As with all new projects there have been teething problems. When you are living near the breadline there is a temptation to earn a small amount of money instantly rather than spend time training to learn skills which will see you and your family alright in the long term. As a consequence there has been some difficulty obtaining, recruiting and retaining trainees. They can earn a few shillings a day as a bicycle taxi. The situation has been exacerbated by the difficulty in obtaining the electricity which would run the planing machine which would provide a useful service for the local area, and a relevant skill. It would also help fund the training as well as provide a very small income for the trainees. The problem is that a major road improvement nearby has caused disruption to the power and water supply to the area. We hope that this situation will be remedied soon.

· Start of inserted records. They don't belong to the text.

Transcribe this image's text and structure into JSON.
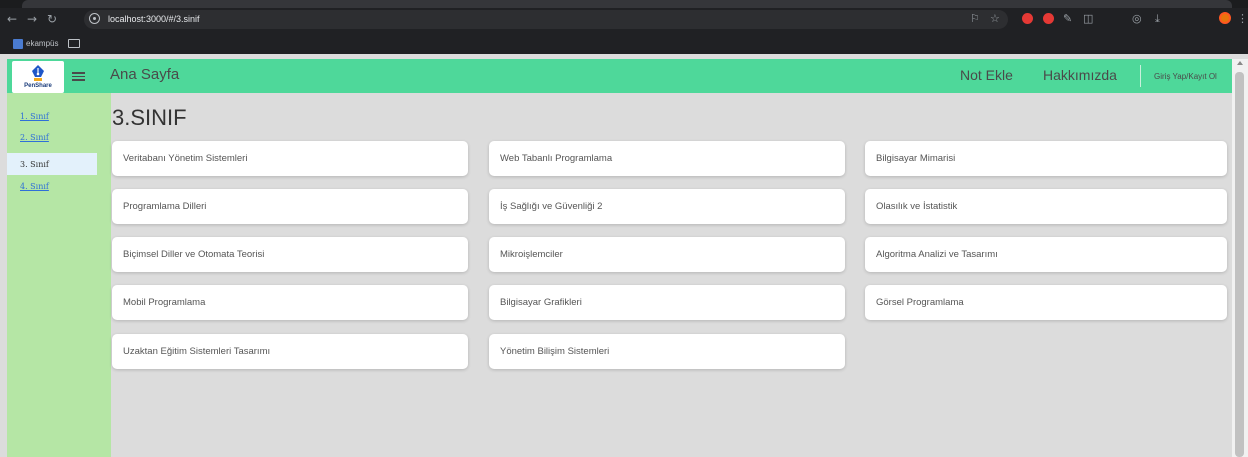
{
  "browser": {
    "url": "localhost:3000/#/3.sinif",
    "bookmark_label": "ekampüs"
  },
  "navbar": {
    "logo_text": "PenShare",
    "title": "Ana Sayfa",
    "links": [
      "Not Ekle",
      "Hakkımızda"
    ],
    "login": "Giriş Yap/Kayıt Ol",
    "color": "#4ed89a"
  },
  "sidebar": {
    "items": [
      "1. Sınıf",
      "2. Sınıf",
      "3. Sınıf",
      "4. Sınıf"
    ],
    "active_index": 2,
    "color": "#b5e6a5"
  },
  "main": {
    "title": "3.SINIF",
    "courses": [
      "Veritabanı Yönetim Sistemleri",
      "Web Tabanlı Programlama",
      "Bilgisayar Mimarisi",
      "Programlama Dilleri",
      "İş Sağlığı ve Güvenliği 2",
      "Olasılık ve İstatistik",
      "Biçimsel Diller ve Otomata Teorisi",
      "Mikroişlemciler",
      "Algoritma Analizi ve Tasarımı",
      "Mobil Programlama",
      "Bilgisayar Grafikleri",
      "Görsel Programlama",
      "Uzaktan Eğitim Sistemleri Tasarımı",
      "Yönetim Bilişim Sistemleri"
    ]
  }
}
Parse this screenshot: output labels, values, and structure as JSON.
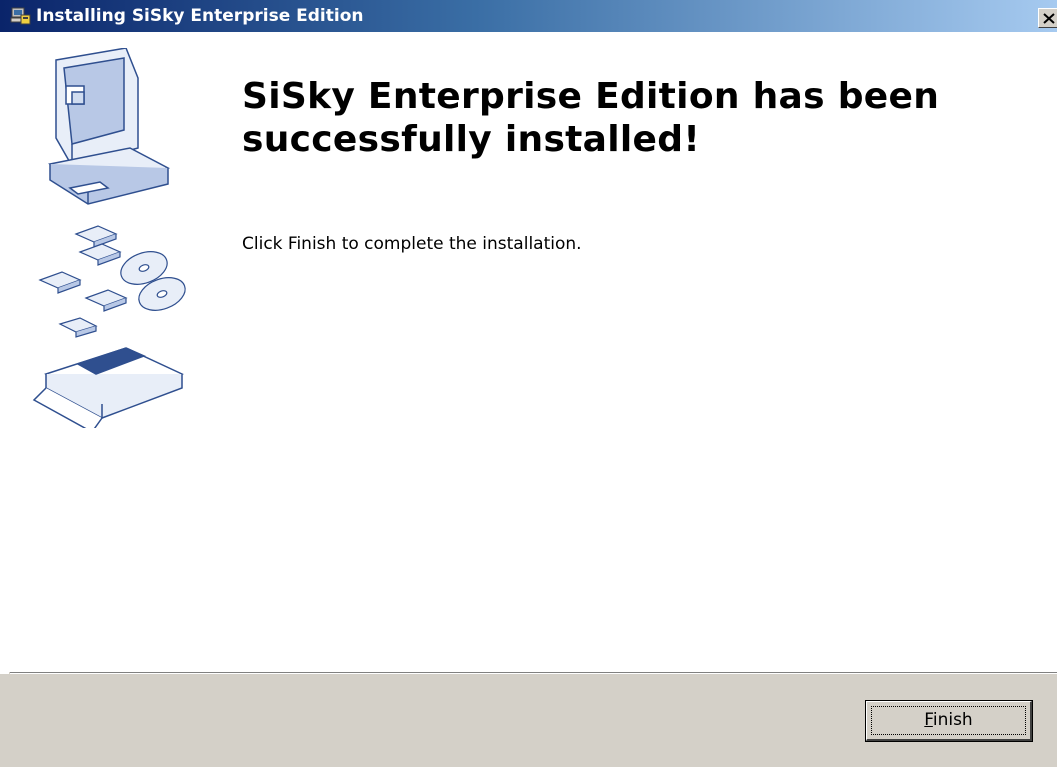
{
  "window": {
    "title": "Installing SiSky Enterprise Edition"
  },
  "content": {
    "heading": "SiSky Enterprise Edition has been successfully installed!",
    "subtext": "Click Finish to complete the installation."
  },
  "footer": {
    "finish_label_accel": "F",
    "finish_label_rest": "inish"
  },
  "icons": {
    "app": "installer-icon",
    "close": "close-icon",
    "illustration": "computer-disks-illustration"
  },
  "colors": {
    "titlebar_start": "#0a246a",
    "titlebar_end": "#a6caf0",
    "dialog_face": "#d4d0c8",
    "accent_blue": "#2f4f8f"
  }
}
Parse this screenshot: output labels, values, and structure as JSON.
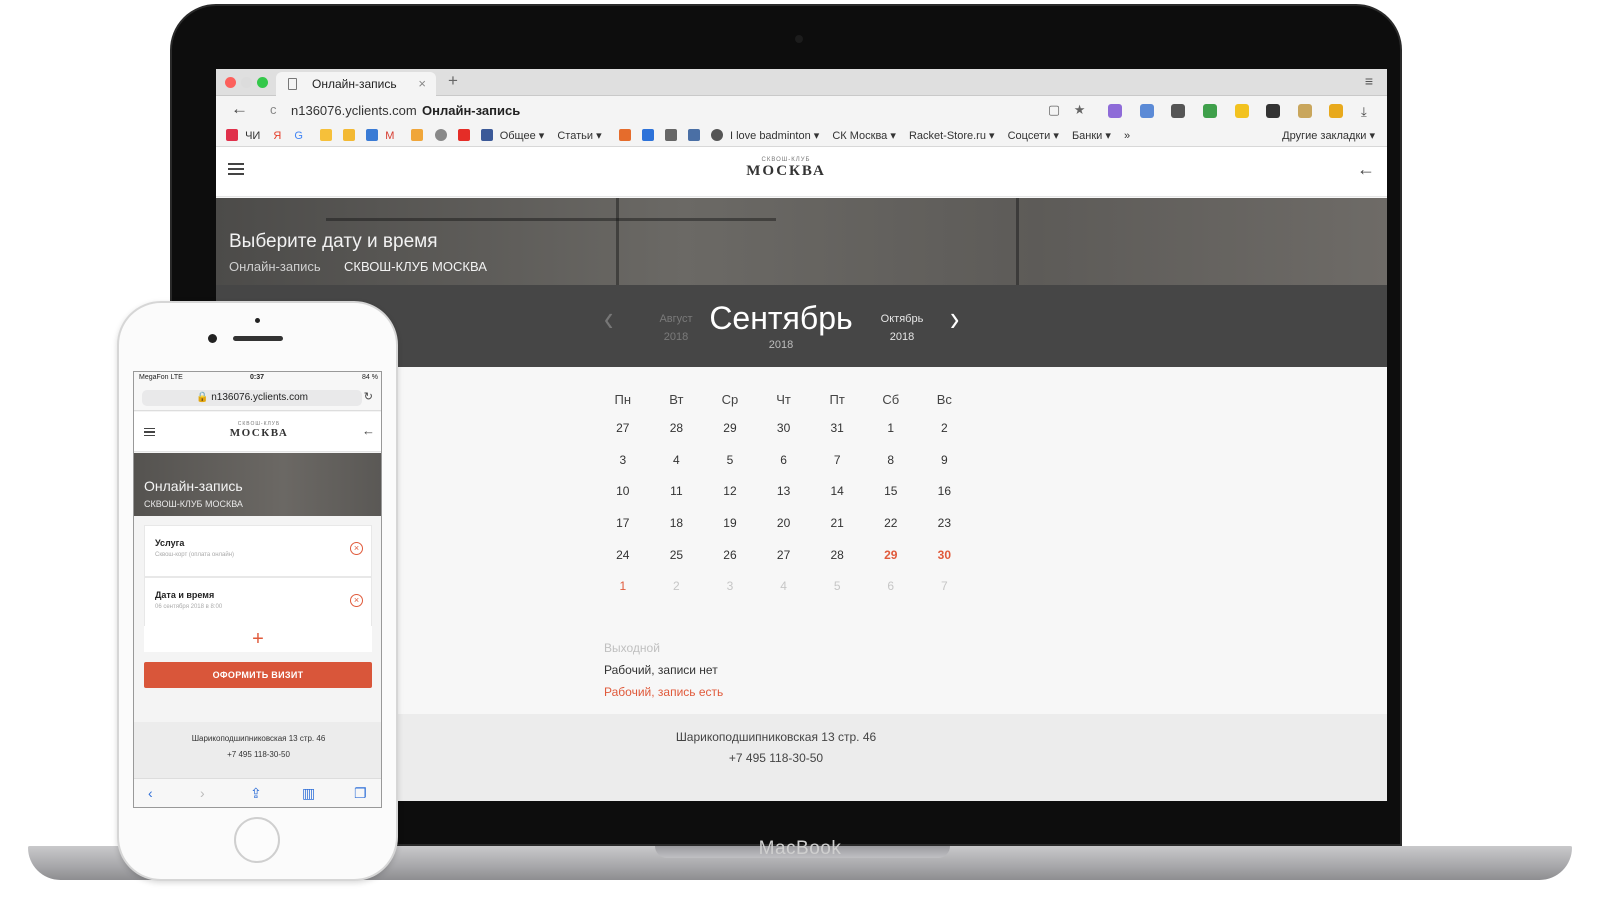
{
  "device": {
    "laptop_label": "MacBook"
  },
  "browser": {
    "tab_title": "Онлайн-запись",
    "tab_close": "×",
    "new_tab": "+",
    "menu": "≡",
    "back": "←",
    "reload": "c",
    "url": "n136076.yclients.com",
    "page_title": "Онлайн-запись",
    "addr_icons": "▢ ★",
    "bookmarks": {
      "first_label": "ЧИ",
      "y_label": "Я",
      "g_label": "G",
      "gmail_label": "M",
      "items": [
        "Общее ▾",
        "Статьи ▾"
      ],
      "items2": [
        "I love badminton ▾",
        "СК Москва ▾",
        "Racket-Store.ru ▾",
        "Соцсети ▾",
        "Банки ▾",
        "»"
      ],
      "other": "Другие закладки ▾"
    }
  },
  "site": {
    "logo_small": "СКВОШ-КЛУБ",
    "logo_main": "МОСКВА",
    "header_back": "←",
    "hero_title": "Выберите дату и время",
    "crumb_online": "Онлайн-запись",
    "crumb_club": "СКВОШ-КЛУБ МОСКВА",
    "month_prev": "Август",
    "month_prev_year": "2018",
    "month_current": "Сентябрь",
    "month_current_year": "2018",
    "month_next": "Октябрь",
    "month_next_year": "2018",
    "prev_arrow": "‹",
    "next_arrow": "›",
    "weekdays": [
      "Пн",
      "Вт",
      "Ср",
      "Чт",
      "Пт",
      "Сб",
      "Вс"
    ],
    "days": [
      {
        "d": "27",
        "s": "normal"
      },
      {
        "d": "28",
        "s": "normal"
      },
      {
        "d": "29",
        "s": "normal"
      },
      {
        "d": "30",
        "s": "normal"
      },
      {
        "d": "31",
        "s": "normal"
      },
      {
        "d": "1",
        "s": "normal"
      },
      {
        "d": "2",
        "s": "normal"
      },
      {
        "d": "3",
        "s": "normal"
      },
      {
        "d": "4",
        "s": "normal"
      },
      {
        "d": "5",
        "s": "normal"
      },
      {
        "d": "6",
        "s": "normal"
      },
      {
        "d": "7",
        "s": "normal"
      },
      {
        "d": "8",
        "s": "normal"
      },
      {
        "d": "9",
        "s": "normal"
      },
      {
        "d": "10",
        "s": "normal"
      },
      {
        "d": "11",
        "s": "normal"
      },
      {
        "d": "12",
        "s": "normal"
      },
      {
        "d": "13",
        "s": "normal"
      },
      {
        "d": "14",
        "s": "normal"
      },
      {
        "d": "15",
        "s": "normal"
      },
      {
        "d": "16",
        "s": "normal"
      },
      {
        "d": "17",
        "s": "normal"
      },
      {
        "d": "18",
        "s": "normal"
      },
      {
        "d": "19",
        "s": "normal"
      },
      {
        "d": "20",
        "s": "normal"
      },
      {
        "d": "21",
        "s": "normal"
      },
      {
        "d": "22",
        "s": "normal"
      },
      {
        "d": "23",
        "s": "normal"
      },
      {
        "d": "24",
        "s": "normal"
      },
      {
        "d": "25",
        "s": "normal"
      },
      {
        "d": "26",
        "s": "normal"
      },
      {
        "d": "27",
        "s": "normal"
      },
      {
        "d": "28",
        "s": "normal"
      },
      {
        "d": "29",
        "s": "booked"
      },
      {
        "d": "30",
        "s": "booked"
      },
      {
        "d": "1",
        "s": "booked-normal"
      },
      {
        "d": "2",
        "s": "muted"
      },
      {
        "d": "3",
        "s": "muted"
      },
      {
        "d": "4",
        "s": "muted"
      },
      {
        "d": "5",
        "s": "muted"
      },
      {
        "d": "6",
        "s": "muted"
      },
      {
        "d": "7",
        "s": "muted"
      }
    ],
    "legend": {
      "day_off": "Выходной",
      "working_no_records": "Рабочий, записи нет",
      "working_has_records": "Рабочий, запись есть"
    },
    "footer_address": "Шарикоподшипниковская 13 стр. 46",
    "footer_phone": "+7 495 118-30-50"
  },
  "phone": {
    "carrier": "MegaFon  LTE",
    "time": "0:37",
    "battery": "84 %",
    "url": "🔒 n136076.yclients.com",
    "reload": "↻",
    "back": "←",
    "hero_title": "Онлайн-запись",
    "hero_sub": "СКВОШ-КЛУБ МОСКВА",
    "service_title": "Услуга",
    "service_sub": "Сквош-корт (оплата онлайн)",
    "datetime_title": "Дата и время",
    "datetime_sub": "06 сентября 2018 в 8:00",
    "remove": "×",
    "add": "+",
    "submit": "ОФОРМИТЬ ВИЗИТ",
    "footer_address": "Шарикоподшипниковская 13 стр. 46",
    "footer_phone": "+7 495 118-30-50",
    "toolbar": {
      "back": "‹",
      "forward": "›",
      "share": "⇪",
      "bookmarks": "▥",
      "tabs": "❐"
    }
  },
  "colors": {
    "accent": "#e05a3b",
    "month_bar": "#464646",
    "footer": "#ececec"
  }
}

2013 is a big year for Paluoc.It has already provided useful training for a small number of trainees. It tends to recruit youngsters with low self esteem who have had relatively little previous education and even less successwith it - often due to circumstances beyond their or their family’s control. They are generally unable to make any significant contribution towards the cost of their training. Paluoc gives them a chance to gain skills and confidence, and hopefully to earn a decent living in the future.
January and February are the most important months for recruitment, it is the start of the year and many youngsters find themselves in the position of being unable to continue with their current training due to lack of funding. That’s where Paluoc comes in.
Paluoc is still very short of training materials with only one woodworking book, a stick of chalk and a homemade blackboard. They are used to making do. They also need timber to practice making various joints that they need to master. Trainees are currently given about K30sh a day so that they get something to eat at lunchtime, that’s about 25p/40c. They need basics like exercise books, pens and pencils, to be able to practice drawing and reading design plans.
The scheme has been launched - it now needs a bit of help to get it through the next phase to help ensure that it is successful in recruiting and training needy youngsters. We hope that by the beginning of March the workshop will be full of the sounds of planing, sawing, hammering and chiselling. That’s the dream of Paul the carpentry teacher and he has worked very hard to get the project to this pivotal point.